▶ Description of the task: Answer with a number only, giving how many lines in the data below include "home".

▶ Excerpted data:
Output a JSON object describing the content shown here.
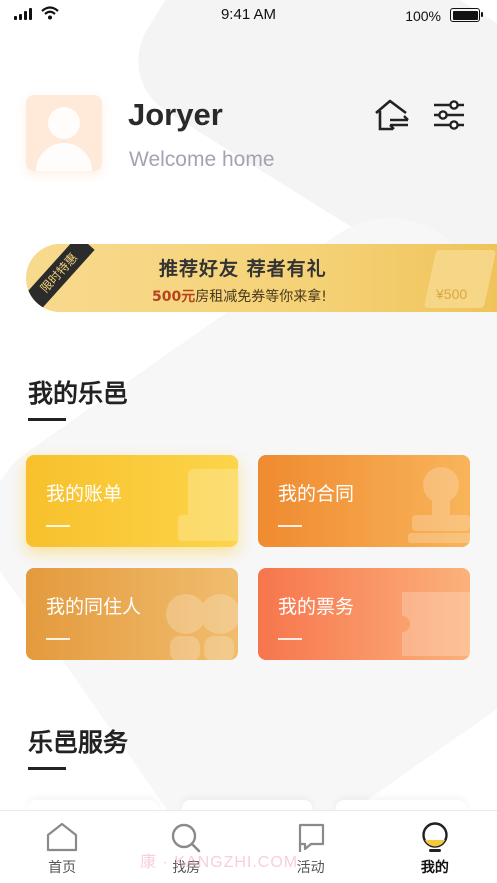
{
  "status_bar": {
    "time": "9:41 AM",
    "battery": "100%"
  },
  "profile": {
    "username": "Joryer",
    "subtitle": "Welcome home"
  },
  "promo": {
    "badge": "限时特惠",
    "title": "推荐好友  荐者有礼",
    "desc_highlight": "500元",
    "desc_rest": "房租减免券等你来拿!",
    "coupon_amount": "¥500"
  },
  "section_my": {
    "title": "我的乐邑"
  },
  "cards": [
    {
      "label": "我的账单"
    },
    {
      "label": "我的合同"
    },
    {
      "label": "我的同住人"
    },
    {
      "label": "我的票务"
    }
  ],
  "section_service": {
    "title": "乐邑服务"
  },
  "tabbar": [
    {
      "label": "首页",
      "icon": "home-icon"
    },
    {
      "label": "找房",
      "icon": "search-icon"
    },
    {
      "label": "活动",
      "icon": "flag-icon"
    },
    {
      "label": "我的",
      "icon": "profile-icon",
      "active": true
    }
  ],
  "watermark": "康 · KANGZHI.COM",
  "colors": {
    "accent": "#f5c842",
    "text_dark": "#222222",
    "subtitle": "#a4a3b6"
  }
}
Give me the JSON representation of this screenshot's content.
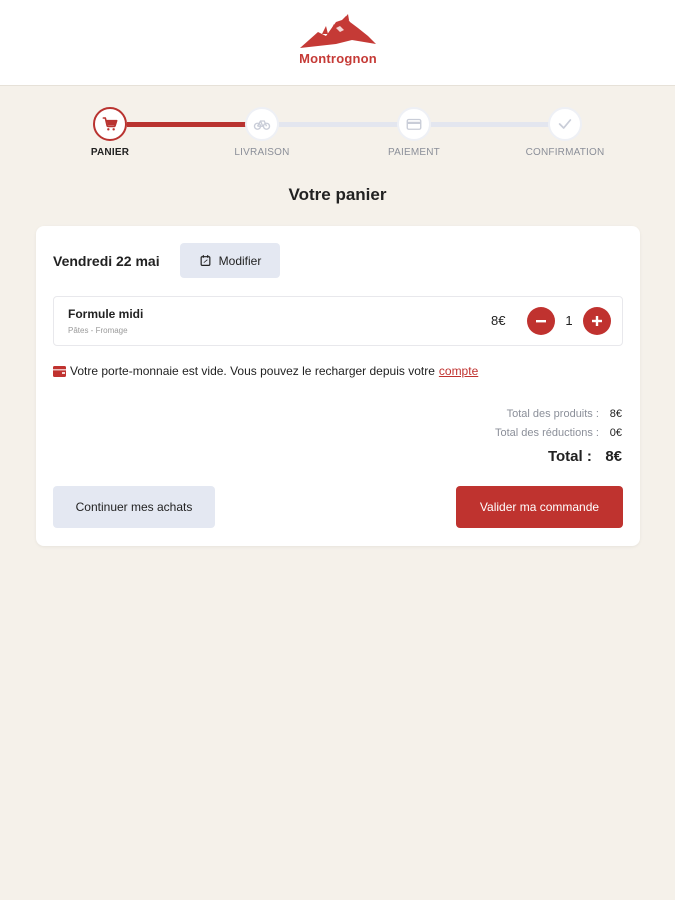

▶ Answer: 2